foo should be defined in the plugin? Don’t worry, the
solution is simple.
A lightning talk by Thijs Jonkman at the Dutch Plone User Day once again brought Compass to my attention. I’ve read about it on other occasions, but I never actually tried it. But Thijs really made me want to try it for myself.
This article is a short example of how to use a list as a value of a dict when using plone.app.registry. Perhaps a similar example is already in the docs, but I could not find it when I was looking for it. And since it took me some trial and error to get it right, I figured I could just as well post my solution.
A tale of how I learned about PostgreSQL sequence generators the hard way.
Today I wanted to set the workflow for the content type File to
After migrating a Plone 2.5 site to Plone 3, I got a
UnicodeEncodeError when viewing the site.
One of the things that was still on my wish list for this site, was a proper search. In two articles I will explain how I’ve done this. The previous article described why I picked Djapian. This article focusses on some of the technical aspects of my setup.
One of the things that was still on my wish list for this site, was a proper search. In two articles I will explain how I’ve done this. The next article will describe the way I have currently set things up. This article will primarily focus on the journey I made to come to my choice (Djapian).
Initially I was a bit sceptic about Fabric. After all, I’m already using buildout to manage projects. “How much better can it get?” After watching the video of the Django Deployment Workshop (held by Jacob Kaplan-Moss at PyCon 2010 Atlanta), I finally decided to see for myself what Fabric is all about.
After a bit of experimentation I’ve succeeded in moving an existing
Plone 3.3.5 from the normal FileStorage storage (in other words a ZODB
Data.fs file) to RelStorage using PostgreSQL. This is a blog post
about what I needed to change in the buildout configuration and which
resources I used.
Yesterday I was experimenting with RelStorage and ran into an error:
UnboundLocalError: local variable 'blob_storage' referenced before assignment.”
When migrating from Plone to Django, I had problems with editing
weblog entries with a dot in the url. Apparently Django doesn’t allow
dots in a
SlugField. Here’s how I solved it.
While updating a buildout, Pound would not compile anymore. “All” I did was update it from version 2.4.4 to 2.5.
In April Packt published Django 1.1 Testing and Debugging by Karen M. Tracey. After reading it I figured I might as well write a review.
The summary: as of today, you no longer need to checkout
enablesettrace from the Zope Subversion repository. You can just use
the Products.enablesettrace egg to debug your restricted Python code.
On 19 February I held a presentation for my colleagues about distributed version control systems (DVCS). My main goal was to inform them on what I think is the next logical step in source control.
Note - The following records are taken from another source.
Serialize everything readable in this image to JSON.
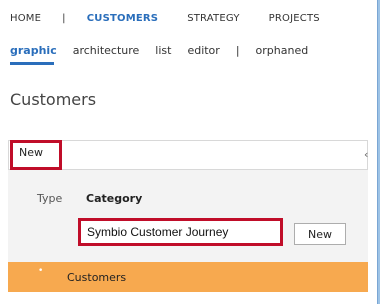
{
  "nav": {
    "items": [
      {
        "label": "HOME"
      },
      {
        "label": "|"
      },
      {
        "label": "CUSTOMERS"
      },
      {
        "label": "STRATEGY"
      },
      {
        "label": "PROJECTS"
      }
    ]
  },
  "subtabs": {
    "items": [
      {
        "label": "graphic"
      },
      {
        "label": "architecture"
      },
      {
        "label": "list"
      },
      {
        "label": "editor"
      },
      {
        "label": "|"
      },
      {
        "label": "orphaned"
      }
    ]
  },
  "page": {
    "title": "Customers"
  },
  "toolbar": {
    "new_label": "New",
    "collapse_icon": "chevron-left-icon"
  },
  "form": {
    "type_label": "Type",
    "type_value": "Category",
    "name_value": "Symbio Customer Journey",
    "new_button_label": "New"
  },
  "tree": {
    "item_label": "Customers",
    "item_bullet": "•",
    "highlight_color": "#f7a94f"
  },
  "colors": {
    "accent": "#2a6ebb",
    "annotation": "#c00d29"
  }
}
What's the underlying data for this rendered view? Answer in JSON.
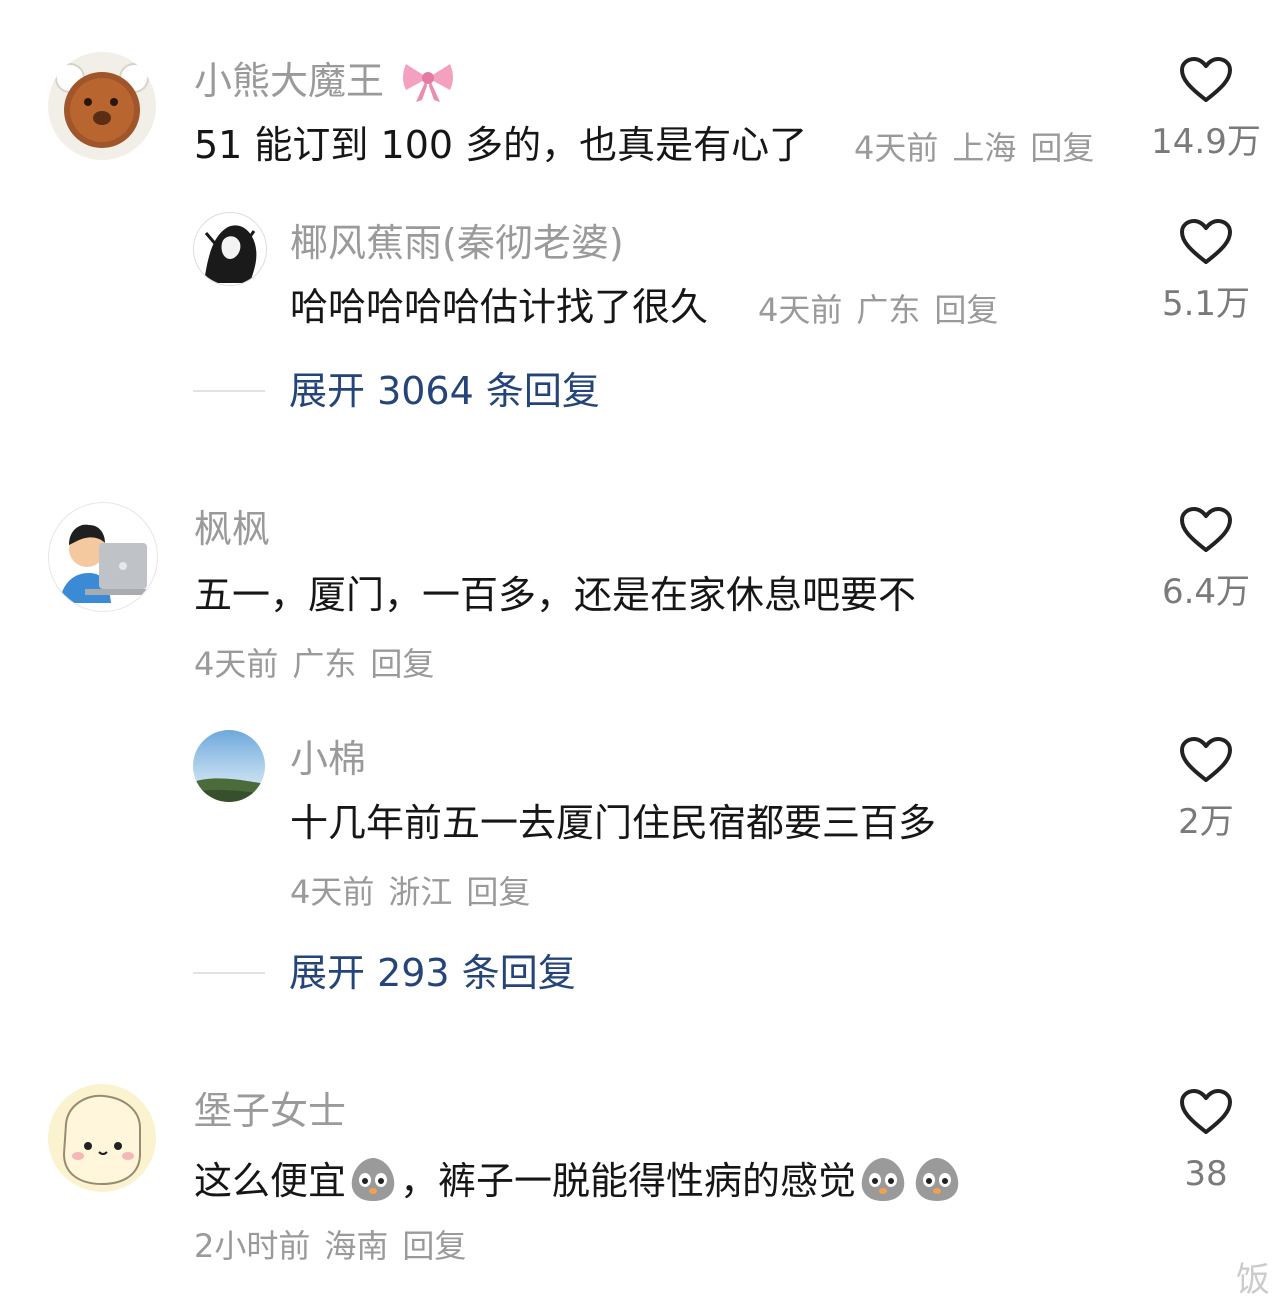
{
  "comments": [
    {
      "name": "小熊大魔王",
      "text": "51 能订到 100 多的，也真是有心了",
      "meta": {
        "time": "4天前",
        "location": "上海",
        "reply": "回复"
      },
      "likes": "14.9万",
      "replies": [
        {
          "name": "椰风蕉雨(秦彻老婆)",
          "text": "哈哈哈哈哈估计找了很久",
          "meta": {
            "time": "4天前",
            "location": "广东",
            "reply": "回复"
          },
          "likes": "5.1万"
        }
      ],
      "expand_label": "展开 3064 条回复"
    },
    {
      "name": "枫枫",
      "text": "五一，厦门，一百多，还是在家休息吧要不",
      "meta": {
        "time": "4天前",
        "location": "广东",
        "reply": "回复"
      },
      "likes": "6.4万",
      "replies": [
        {
          "name": "小棉",
          "text": "十几年前五一去厦门住民宿都要三百多",
          "meta": {
            "time": "4天前",
            "location": "浙江",
            "reply": "回复"
          },
          "likes": "2万"
        }
      ],
      "expand_label": "展开 293 条回复"
    },
    {
      "name": "堡子女士",
      "text_parts": [
        "这么便宜",
        "，裤子一脱能得性病的感觉"
      ],
      "meta": {
        "time": "2小时前",
        "location": "海南",
        "reply": "回复"
      },
      "likes": "38"
    }
  ],
  "icons": {
    "like": "heart-outline-icon",
    "emoji": "crying-face-emoji-icon",
    "bow": "pink-bow-emoji-icon"
  },
  "colors": {
    "name": "#9a9a9a",
    "text": "#161616",
    "expand": "#25457a",
    "heart": "#222222"
  },
  "watermark": "饭"
}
Recently I read some articles about web designers. This got me thinking about the qualities I think you need to be a good designer and about the different ways a design can be made.
Today I read two articles about the usefulness of unit testing. Here are my thoughts.
I frequently have to send emails from web applications. But before I deploy to a production environment, I want to make sure the mechanism works and the right mails are constructed. Here’s two ways to do that.
A couple of years ago, Joel Spolsky wrote “The Joel Test”. Let’s see how Zest Software scores…